Go through the entries below and give the number of lines that have the string "Status", and only that.
Provided information Start Marker
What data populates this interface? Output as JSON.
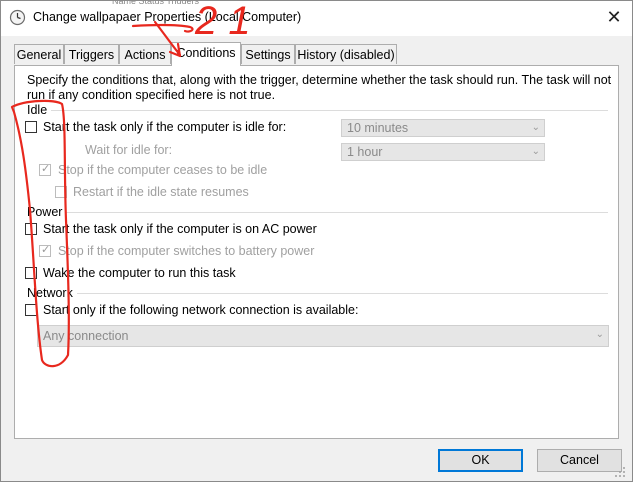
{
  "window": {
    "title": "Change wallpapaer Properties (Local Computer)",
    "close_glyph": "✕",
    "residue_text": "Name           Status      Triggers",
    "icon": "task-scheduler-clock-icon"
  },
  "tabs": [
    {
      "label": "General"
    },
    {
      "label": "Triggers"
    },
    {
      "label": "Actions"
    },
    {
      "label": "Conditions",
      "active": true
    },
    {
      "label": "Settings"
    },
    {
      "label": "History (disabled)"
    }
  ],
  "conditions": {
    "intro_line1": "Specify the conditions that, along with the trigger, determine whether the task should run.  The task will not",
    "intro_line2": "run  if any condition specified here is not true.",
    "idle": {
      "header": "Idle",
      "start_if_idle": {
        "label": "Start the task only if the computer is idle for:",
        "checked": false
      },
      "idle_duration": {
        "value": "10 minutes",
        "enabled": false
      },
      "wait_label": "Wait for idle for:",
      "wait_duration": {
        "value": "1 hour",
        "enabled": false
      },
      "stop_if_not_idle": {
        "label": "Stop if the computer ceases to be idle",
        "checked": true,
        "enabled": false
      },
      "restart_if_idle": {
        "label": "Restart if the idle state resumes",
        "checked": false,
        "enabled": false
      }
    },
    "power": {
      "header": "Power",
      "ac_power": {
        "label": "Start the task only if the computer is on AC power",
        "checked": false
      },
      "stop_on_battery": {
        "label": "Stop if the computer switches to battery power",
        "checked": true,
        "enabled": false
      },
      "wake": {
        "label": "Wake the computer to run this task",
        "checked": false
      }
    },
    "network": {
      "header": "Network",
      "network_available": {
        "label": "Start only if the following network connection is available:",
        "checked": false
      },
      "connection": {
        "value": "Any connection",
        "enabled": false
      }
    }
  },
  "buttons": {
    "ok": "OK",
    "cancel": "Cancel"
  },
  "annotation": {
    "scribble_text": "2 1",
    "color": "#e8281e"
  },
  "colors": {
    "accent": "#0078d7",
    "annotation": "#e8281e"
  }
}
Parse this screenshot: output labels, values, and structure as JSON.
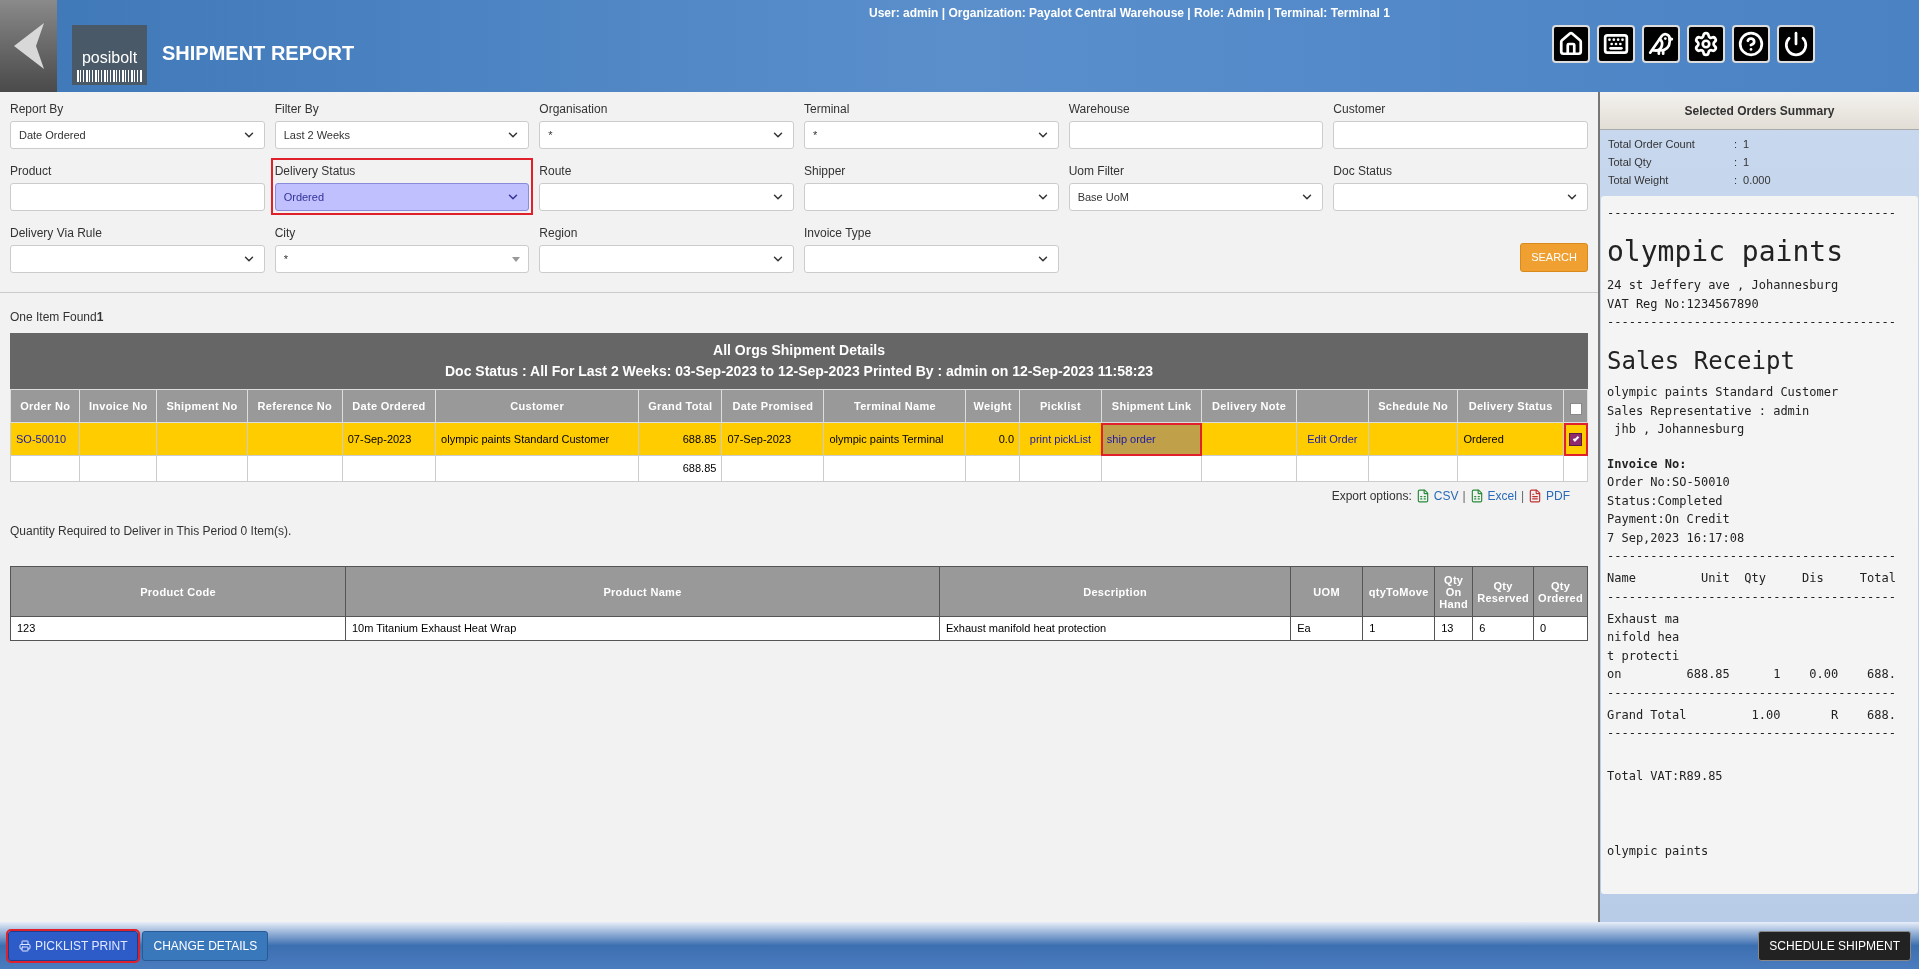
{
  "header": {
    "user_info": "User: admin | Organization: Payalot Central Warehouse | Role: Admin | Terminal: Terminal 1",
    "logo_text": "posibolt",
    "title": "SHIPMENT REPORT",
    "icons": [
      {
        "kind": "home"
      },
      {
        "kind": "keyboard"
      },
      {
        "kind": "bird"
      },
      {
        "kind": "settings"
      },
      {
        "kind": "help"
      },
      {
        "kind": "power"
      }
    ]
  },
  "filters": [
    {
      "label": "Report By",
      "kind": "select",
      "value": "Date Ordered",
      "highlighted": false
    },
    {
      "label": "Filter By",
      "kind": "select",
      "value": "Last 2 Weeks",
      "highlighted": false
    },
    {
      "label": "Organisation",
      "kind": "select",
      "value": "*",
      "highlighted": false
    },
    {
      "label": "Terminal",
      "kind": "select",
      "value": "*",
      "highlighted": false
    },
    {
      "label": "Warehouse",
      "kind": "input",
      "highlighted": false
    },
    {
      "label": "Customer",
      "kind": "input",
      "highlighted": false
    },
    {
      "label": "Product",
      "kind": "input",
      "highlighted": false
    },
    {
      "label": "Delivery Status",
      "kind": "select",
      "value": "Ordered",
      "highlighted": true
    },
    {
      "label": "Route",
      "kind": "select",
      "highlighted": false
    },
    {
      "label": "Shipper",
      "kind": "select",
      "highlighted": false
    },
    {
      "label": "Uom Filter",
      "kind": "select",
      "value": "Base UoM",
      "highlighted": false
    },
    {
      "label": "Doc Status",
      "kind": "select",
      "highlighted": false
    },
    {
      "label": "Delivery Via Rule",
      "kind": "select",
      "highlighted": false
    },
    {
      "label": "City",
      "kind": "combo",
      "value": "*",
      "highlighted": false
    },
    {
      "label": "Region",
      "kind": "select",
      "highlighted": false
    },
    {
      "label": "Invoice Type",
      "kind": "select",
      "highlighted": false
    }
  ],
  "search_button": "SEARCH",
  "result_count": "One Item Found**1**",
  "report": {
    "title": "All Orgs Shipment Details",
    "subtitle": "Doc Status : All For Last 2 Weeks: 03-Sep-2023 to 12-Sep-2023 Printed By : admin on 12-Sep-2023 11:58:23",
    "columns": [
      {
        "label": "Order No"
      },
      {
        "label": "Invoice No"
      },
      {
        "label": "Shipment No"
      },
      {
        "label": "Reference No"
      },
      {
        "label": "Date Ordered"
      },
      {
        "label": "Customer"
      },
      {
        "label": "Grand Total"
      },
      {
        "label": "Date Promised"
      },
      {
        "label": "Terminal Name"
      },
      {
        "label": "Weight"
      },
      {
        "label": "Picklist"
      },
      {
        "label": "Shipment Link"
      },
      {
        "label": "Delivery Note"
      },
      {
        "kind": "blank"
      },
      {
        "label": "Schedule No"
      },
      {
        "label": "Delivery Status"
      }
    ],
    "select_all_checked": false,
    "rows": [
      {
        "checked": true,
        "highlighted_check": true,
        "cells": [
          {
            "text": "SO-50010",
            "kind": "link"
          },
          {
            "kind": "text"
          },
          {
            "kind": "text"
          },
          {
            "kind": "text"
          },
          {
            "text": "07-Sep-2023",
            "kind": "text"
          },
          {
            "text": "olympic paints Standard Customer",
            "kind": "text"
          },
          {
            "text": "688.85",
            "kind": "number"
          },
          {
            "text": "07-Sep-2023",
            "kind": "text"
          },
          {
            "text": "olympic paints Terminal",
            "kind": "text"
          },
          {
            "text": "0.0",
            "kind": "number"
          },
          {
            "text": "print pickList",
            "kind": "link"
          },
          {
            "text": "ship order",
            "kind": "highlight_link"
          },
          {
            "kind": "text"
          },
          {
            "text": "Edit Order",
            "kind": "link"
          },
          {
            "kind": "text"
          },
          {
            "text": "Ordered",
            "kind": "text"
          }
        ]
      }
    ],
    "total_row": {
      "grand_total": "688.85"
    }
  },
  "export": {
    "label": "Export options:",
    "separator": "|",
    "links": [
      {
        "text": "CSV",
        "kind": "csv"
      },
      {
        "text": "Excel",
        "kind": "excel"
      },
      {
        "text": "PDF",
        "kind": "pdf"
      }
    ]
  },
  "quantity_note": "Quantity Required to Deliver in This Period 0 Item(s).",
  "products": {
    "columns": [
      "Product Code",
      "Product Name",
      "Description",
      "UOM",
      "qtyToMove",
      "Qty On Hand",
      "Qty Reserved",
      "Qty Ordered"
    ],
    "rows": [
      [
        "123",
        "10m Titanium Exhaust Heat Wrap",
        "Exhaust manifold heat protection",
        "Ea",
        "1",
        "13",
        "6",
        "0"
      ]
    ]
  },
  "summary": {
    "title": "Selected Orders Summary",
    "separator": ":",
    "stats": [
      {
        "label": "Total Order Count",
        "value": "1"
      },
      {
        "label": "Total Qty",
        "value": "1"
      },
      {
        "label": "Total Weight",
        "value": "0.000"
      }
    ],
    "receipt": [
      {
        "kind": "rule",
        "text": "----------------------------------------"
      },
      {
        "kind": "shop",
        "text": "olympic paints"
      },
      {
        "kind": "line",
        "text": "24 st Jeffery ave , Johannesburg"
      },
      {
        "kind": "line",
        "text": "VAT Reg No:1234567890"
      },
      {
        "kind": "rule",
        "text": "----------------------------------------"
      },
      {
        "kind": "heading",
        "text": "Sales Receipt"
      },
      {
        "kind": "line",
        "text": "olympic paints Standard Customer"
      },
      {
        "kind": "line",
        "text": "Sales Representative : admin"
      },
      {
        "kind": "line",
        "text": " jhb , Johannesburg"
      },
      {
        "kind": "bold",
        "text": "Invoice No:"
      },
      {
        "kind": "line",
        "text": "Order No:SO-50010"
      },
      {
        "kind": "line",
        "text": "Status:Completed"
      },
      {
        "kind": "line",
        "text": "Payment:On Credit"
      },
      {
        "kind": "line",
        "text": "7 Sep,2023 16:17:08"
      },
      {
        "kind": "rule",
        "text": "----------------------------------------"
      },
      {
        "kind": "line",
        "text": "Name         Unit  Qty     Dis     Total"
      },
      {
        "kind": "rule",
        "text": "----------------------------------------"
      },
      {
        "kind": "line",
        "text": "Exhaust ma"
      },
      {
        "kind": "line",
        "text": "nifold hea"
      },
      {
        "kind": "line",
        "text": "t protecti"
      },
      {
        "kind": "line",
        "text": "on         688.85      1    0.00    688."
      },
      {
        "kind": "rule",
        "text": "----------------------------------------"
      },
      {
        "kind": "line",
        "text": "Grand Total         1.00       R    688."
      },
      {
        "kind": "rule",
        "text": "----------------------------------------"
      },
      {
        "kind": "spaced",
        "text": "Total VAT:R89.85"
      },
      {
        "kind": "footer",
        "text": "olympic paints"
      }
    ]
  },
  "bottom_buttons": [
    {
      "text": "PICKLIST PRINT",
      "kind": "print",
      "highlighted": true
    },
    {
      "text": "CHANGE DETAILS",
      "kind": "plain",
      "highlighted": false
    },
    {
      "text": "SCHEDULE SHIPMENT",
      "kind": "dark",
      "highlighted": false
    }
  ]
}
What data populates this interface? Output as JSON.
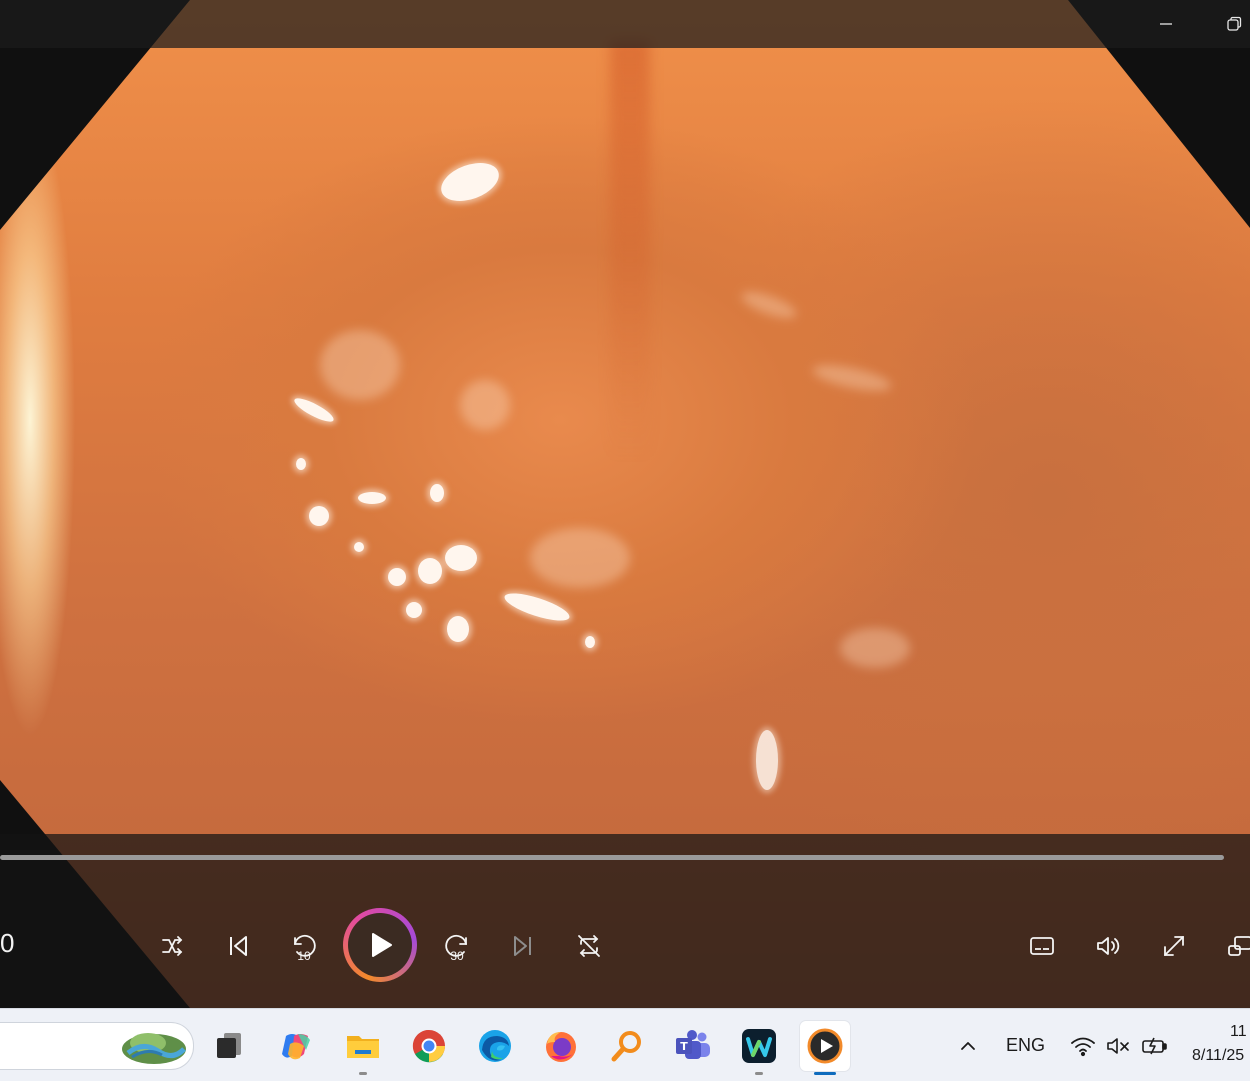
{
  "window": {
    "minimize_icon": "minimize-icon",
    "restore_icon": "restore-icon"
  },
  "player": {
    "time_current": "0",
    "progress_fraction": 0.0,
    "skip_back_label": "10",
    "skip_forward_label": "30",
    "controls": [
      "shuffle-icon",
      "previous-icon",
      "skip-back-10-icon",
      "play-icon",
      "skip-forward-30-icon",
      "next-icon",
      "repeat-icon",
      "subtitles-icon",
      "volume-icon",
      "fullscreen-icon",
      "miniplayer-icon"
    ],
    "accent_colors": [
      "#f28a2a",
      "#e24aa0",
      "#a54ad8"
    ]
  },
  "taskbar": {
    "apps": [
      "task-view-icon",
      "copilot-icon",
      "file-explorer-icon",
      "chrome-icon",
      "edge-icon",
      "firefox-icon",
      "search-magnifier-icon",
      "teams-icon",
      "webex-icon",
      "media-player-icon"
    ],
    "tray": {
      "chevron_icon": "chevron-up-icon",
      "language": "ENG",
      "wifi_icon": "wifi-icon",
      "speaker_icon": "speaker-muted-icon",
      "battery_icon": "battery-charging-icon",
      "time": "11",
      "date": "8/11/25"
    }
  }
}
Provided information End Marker
### [Reply to the task]
6